Task statement
Write out the records word for word.

Information provided
********

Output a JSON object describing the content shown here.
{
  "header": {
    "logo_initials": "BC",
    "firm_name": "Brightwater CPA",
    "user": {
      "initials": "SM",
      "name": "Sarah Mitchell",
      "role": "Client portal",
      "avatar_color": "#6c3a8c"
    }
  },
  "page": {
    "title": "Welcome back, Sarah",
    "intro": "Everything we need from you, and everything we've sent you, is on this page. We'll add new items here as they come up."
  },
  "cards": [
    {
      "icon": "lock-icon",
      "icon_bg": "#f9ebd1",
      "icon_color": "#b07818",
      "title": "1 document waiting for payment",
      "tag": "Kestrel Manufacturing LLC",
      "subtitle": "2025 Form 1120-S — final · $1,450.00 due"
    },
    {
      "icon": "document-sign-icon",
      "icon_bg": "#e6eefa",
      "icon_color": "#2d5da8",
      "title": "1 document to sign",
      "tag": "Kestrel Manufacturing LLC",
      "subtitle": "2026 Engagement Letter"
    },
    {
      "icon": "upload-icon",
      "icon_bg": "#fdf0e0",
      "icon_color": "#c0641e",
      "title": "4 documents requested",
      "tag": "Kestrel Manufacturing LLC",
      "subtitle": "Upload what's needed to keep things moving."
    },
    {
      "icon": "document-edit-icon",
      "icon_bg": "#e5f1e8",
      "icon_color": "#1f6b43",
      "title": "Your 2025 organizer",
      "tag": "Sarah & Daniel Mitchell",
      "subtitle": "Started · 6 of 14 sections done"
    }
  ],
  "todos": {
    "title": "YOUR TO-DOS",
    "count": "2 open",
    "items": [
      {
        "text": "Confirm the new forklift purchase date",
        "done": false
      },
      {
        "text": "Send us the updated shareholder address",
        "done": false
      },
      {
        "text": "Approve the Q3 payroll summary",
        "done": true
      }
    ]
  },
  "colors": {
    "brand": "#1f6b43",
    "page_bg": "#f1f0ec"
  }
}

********

Finished task
Output a JSON object describing the content shown here.
{
  "header": {
    "logo_initials": "BC",
    "firm_name": "Brightwater CPA",
    "user": {
      "initials": "SM",
      "name": "Sarah Mitchell",
      "role": "Client portal",
      "avatar_color": "#6c3a8c"
    }
  },
  "page": {
    "title": "Welcome back, Sarah",
    "intro": "Everything we need from you, and everything we've sent you, is on this page. We'll add new items here as they come up."
  },
  "cards": [
    {
      "icon": "lock-icon",
      "icon_bg": "#f9ebd1",
      "icon_color": "#b07818",
      "title": "1 document waiting for payment",
      "tag": "Kestrel Manufacturing LLC",
      "subtitle": "2025 Form 1120-S — final · $1,450.00 due"
    },
    {
      "icon": "document-sign-icon",
      "icon_bg": "#e6eefa",
      "icon_color": "#2d5da8",
      "title": "1 document to sign",
      "tag": "Kestrel Manufacturing LLC",
      "subtitle": "2026 Engagement Letter"
    },
    {
      "icon": "upload-icon",
      "icon_bg": "#fdf0e0",
      "icon_color": "#c0641e",
      "title": "4 documents requested",
      "tag": "Kestrel Manufacturing LLC",
      "subtitle": "Upload what's needed to keep things moving."
    },
    {
      "icon": "document-edit-icon",
      "icon_bg": "#e5f1e8",
      "icon_color": "#1f6b43",
      "title": "Your 2025 organizer",
      "tag": "Sarah & Daniel Mitchell",
      "subtitle": "Started · 6 of 14 sections done"
    }
  ],
  "todos": {
    "title": "YOUR TO-DOS",
    "count": "2 open",
    "items": [
      {
        "text": "Confirm the new forklift purchase date",
        "done": false
      },
      {
        "text": "Send us the updated shareholder address",
        "done": false
      },
      {
        "text": "Approve the Q3 payroll summary",
        "done": true
      }
    ]
  },
  "colors": {
    "brand": "#1f6b43",
    "page_bg": "#f1f0ec"
  }
}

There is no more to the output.